Published on InsideClimate News (

Impacts on Oceans Need Urgent Attention in Climate Talks, Researchers Say

A series of studies highlighting the impact of global warming on the oceans also urges climate negotiators to appreciate their huge role.

By Phil McKenna, InsideClimate News

Nov 12, 2015


Oceans are often overlooked in climate talks, researchers say. Credit: Wikipedia [1]

Warming waters, rising sea levels, ocean acidification and changing water currents caused by climate change are having devastating effects on marine environments, scientists say.

But despite these effects, which researchers say will intensify and spread inland as the planet warms, oceans have not been a focus of international climate negotiations. The authors of a set of five studies on oceans and climate change in a special issue of the journal Science published Thursday hope to change that.

“The dynamics of the ocean really are key to understanding how well we are going to be able to adapt to future climate change,” said William Sydeman of the Farallon Institute for Advanced Ecosystem Research and lead author of one of five papers. “Up until the last [Intergovernmental Panel on Climate Change] assessment report, the oceans really have been largely neglected from the standpoint of impacts.” Continue reading “Impacts on Oceans Need Urgent Attention in Climate Talks, Researchers Say”

Climate Scientist Michael Mann: Exxon Story ‘Confirmed Things We Long Suspected’

Climate Scientist Michael Mann: Exxon Story ‘Confirmed Things We Long Suspected

In this interview, Mann, a key figure in the climate wars, reacts to the recent revelations about what Exxon knew about global warming science.

Nov 13, 2015

Michael Mann, long a target of climate denialist campaigns, says it makes him “angry” that Exxon “would knowingly risk the degradation of our planet for future generations in the name of their own short-term profits.” Credit: Greg Grieco/Wikimedia Commons

Climate scientist Michael Mann has spent much of his career in the crosshairs of climate denialists.

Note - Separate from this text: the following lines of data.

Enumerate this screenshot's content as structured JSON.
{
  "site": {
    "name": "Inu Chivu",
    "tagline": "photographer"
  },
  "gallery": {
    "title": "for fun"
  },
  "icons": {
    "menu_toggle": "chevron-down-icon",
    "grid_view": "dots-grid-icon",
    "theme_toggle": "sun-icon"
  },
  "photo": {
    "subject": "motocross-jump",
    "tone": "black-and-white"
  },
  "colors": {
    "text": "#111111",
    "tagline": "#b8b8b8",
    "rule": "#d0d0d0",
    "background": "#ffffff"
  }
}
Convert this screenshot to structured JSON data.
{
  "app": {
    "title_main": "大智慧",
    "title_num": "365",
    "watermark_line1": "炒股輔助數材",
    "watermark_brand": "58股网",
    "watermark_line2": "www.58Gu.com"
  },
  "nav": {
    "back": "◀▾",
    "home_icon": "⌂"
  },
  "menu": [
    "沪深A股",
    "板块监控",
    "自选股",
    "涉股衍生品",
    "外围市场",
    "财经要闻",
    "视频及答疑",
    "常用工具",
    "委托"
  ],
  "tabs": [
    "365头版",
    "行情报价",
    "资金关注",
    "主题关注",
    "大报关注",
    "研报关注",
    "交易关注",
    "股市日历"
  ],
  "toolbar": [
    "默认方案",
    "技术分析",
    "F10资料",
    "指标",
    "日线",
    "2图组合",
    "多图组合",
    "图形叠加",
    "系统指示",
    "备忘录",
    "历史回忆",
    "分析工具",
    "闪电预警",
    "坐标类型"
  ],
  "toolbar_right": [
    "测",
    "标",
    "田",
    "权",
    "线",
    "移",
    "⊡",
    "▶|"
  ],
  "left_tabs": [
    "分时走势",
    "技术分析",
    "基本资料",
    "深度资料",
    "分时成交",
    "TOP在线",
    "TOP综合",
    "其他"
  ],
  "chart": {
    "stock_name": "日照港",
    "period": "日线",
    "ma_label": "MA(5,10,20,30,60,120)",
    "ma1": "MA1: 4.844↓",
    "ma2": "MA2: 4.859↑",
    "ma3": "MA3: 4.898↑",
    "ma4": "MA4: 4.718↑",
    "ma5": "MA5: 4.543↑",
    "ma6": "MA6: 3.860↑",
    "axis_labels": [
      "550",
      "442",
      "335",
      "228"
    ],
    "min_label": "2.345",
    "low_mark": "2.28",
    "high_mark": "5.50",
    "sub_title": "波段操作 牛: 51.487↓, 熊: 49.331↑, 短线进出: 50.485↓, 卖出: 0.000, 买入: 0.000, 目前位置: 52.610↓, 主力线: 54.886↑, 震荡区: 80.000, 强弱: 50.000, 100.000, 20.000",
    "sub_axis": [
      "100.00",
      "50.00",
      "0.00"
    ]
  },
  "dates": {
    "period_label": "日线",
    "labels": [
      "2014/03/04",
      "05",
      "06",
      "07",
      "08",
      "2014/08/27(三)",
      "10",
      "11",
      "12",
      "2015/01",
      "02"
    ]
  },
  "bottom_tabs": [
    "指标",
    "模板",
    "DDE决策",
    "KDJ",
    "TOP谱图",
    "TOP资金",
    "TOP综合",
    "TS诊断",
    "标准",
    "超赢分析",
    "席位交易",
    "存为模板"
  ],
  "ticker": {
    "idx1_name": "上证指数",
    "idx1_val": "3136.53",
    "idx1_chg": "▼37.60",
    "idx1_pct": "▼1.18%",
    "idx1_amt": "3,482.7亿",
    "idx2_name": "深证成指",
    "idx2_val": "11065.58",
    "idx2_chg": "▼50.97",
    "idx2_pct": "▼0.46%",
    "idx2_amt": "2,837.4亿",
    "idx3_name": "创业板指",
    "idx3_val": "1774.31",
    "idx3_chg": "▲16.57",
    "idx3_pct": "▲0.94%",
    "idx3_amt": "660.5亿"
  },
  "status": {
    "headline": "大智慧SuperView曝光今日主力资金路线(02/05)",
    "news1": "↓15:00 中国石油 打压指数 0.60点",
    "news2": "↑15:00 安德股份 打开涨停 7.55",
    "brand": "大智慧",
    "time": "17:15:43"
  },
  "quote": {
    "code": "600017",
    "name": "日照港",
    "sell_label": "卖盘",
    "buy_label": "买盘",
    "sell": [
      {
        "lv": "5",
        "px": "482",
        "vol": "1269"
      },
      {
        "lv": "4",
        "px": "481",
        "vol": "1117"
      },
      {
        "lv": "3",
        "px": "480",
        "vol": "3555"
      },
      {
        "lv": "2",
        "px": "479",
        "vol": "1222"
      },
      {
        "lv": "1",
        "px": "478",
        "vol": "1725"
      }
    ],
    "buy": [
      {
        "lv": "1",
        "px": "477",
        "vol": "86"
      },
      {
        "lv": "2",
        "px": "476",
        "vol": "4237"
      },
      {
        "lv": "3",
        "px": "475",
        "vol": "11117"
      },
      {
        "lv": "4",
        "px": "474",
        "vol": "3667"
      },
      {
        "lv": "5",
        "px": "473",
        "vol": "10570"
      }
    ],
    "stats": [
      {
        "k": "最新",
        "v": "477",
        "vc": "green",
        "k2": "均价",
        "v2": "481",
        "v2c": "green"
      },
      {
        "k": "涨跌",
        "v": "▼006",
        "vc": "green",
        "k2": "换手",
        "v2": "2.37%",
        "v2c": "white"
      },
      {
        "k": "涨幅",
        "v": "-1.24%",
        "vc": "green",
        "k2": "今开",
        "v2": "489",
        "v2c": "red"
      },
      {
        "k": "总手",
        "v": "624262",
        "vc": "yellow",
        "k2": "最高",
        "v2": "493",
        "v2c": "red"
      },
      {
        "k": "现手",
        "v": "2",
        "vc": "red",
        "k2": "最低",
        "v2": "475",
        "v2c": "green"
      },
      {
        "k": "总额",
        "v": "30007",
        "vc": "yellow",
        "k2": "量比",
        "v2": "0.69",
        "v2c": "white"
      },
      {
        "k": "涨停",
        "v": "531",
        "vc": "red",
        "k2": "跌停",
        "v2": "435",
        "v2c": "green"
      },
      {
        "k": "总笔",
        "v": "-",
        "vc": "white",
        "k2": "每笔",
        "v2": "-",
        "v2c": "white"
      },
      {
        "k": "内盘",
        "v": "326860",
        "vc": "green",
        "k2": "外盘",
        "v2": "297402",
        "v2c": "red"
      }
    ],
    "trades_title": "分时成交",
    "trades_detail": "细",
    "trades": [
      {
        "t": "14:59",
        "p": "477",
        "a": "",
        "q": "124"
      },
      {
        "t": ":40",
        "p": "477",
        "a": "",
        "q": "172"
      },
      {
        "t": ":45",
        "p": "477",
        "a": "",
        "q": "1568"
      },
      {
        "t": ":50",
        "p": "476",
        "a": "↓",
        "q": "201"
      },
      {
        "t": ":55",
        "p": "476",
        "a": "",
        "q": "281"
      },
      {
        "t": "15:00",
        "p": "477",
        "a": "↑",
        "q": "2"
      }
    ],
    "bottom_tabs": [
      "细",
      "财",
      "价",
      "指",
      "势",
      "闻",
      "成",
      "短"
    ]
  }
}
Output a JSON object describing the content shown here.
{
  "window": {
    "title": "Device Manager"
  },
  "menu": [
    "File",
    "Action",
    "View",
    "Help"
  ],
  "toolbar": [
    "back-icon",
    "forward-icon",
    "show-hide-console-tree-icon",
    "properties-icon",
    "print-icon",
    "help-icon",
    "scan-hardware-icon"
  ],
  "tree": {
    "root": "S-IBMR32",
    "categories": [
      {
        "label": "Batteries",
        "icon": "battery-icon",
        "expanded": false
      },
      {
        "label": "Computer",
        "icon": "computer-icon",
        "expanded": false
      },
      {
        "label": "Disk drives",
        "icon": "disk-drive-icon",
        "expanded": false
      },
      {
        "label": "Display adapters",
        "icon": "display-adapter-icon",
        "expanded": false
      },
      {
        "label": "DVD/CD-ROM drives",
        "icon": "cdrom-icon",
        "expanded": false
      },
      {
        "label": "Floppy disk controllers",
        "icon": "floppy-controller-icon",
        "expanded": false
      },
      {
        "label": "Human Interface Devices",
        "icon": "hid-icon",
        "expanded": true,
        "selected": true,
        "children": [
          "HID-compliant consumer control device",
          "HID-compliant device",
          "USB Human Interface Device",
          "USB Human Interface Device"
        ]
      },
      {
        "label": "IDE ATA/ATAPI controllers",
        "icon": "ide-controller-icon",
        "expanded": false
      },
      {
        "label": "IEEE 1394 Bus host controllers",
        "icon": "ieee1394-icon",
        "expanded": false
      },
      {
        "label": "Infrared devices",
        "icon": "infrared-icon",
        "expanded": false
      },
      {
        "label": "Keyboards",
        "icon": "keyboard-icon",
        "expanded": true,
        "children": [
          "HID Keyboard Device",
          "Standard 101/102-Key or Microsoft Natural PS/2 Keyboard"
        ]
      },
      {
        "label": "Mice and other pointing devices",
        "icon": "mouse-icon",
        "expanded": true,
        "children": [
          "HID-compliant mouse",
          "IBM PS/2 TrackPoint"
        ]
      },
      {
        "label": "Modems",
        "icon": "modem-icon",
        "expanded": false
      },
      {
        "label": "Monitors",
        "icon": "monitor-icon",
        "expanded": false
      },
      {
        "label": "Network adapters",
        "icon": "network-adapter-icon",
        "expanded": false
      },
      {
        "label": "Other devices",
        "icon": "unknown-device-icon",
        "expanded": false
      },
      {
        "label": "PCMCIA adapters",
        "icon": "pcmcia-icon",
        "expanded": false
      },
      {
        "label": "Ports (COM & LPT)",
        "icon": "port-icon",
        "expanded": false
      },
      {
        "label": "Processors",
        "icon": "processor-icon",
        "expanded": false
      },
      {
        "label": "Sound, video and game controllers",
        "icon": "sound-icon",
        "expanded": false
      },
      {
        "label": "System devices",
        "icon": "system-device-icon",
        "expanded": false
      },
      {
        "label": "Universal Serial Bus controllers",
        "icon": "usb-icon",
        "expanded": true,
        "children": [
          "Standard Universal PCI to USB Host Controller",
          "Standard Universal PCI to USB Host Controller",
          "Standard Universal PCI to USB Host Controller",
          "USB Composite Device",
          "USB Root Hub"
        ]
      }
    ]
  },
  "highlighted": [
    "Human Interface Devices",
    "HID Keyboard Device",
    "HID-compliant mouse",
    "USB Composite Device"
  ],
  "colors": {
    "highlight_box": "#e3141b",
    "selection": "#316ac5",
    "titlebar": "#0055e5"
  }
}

A professor of meteorology and director of the Earth System Science Center at Pennsylvania State University, Mann is best known for helping to develop the famous “hockey stick” graph, which reconstructed 1,000 years of global temperature data and showed the abrupt warming of the late 20th century.

Mann, who studied theoretical physics before taking up climate research, published the paper explaining the hocky stick graph in 1999, just three years after he completed his Ph.D.

The graph drew widespread public attention, especially after it appeared in the 2001 Third Assessment Report from the Intergovernmental Panel on Climate Change (IPCC). Mann soon became a target of climate contrarians and the institutions that support them, including those funded by ExxonMobil. He has received death threats, been accused of scientific fraud by people who don’t accept climate science and targeted by politicians.

Continue reading “Climate Scientist Michael Mann: Exxon Story ‘Confirmed Things We Long Suspected’”

House Republicans Plan to Call for Action on Climate Change

House Republicans Plan to Call for Action on Climate Change

Rep. Chris Gibson of New York is leading the charge, and nine other Republicans are on board.

September 15, 2015

A co­ali­tion of House Re­pub­lic­ans is gear­ing up to make waves by call­ing for ac­tion to fight cli­mate change on the eve of Pope Fran­cis’s vis­it to Cap­it­ol Hill.

Ten Re­pub­lic­ans have so far signed onto a res­ol­u­tion af­firm­ing that hu­man activ­ity con­trib­utes to cli­mate change and en­dors­ing ac­tion to re­spond to the threat of Earth’s chan­ging cli­mate. The res­ol­u­tion is ex­pec­ted to be un­veiled as early as Thursday.

Rep. Chris Gib­son, a New York Re­pub­lic­an, led the charge in craft­ing the res­ol­u­tion and con­vin­cing oth­er Re­pub­lic­ans to speak out in sup­port. “This is a call for ac­tion to study how hu­mans are im­pact­ing our en­vir­on­ment and to look for con­sensus on areas where we can take ac­tion to mit­ig­ate the risks and bal­ance our im­pacts,” Gib­son told Na­tion­al Journ­al. Continue reading “House Republicans Plan to Call for Action on Climate Change”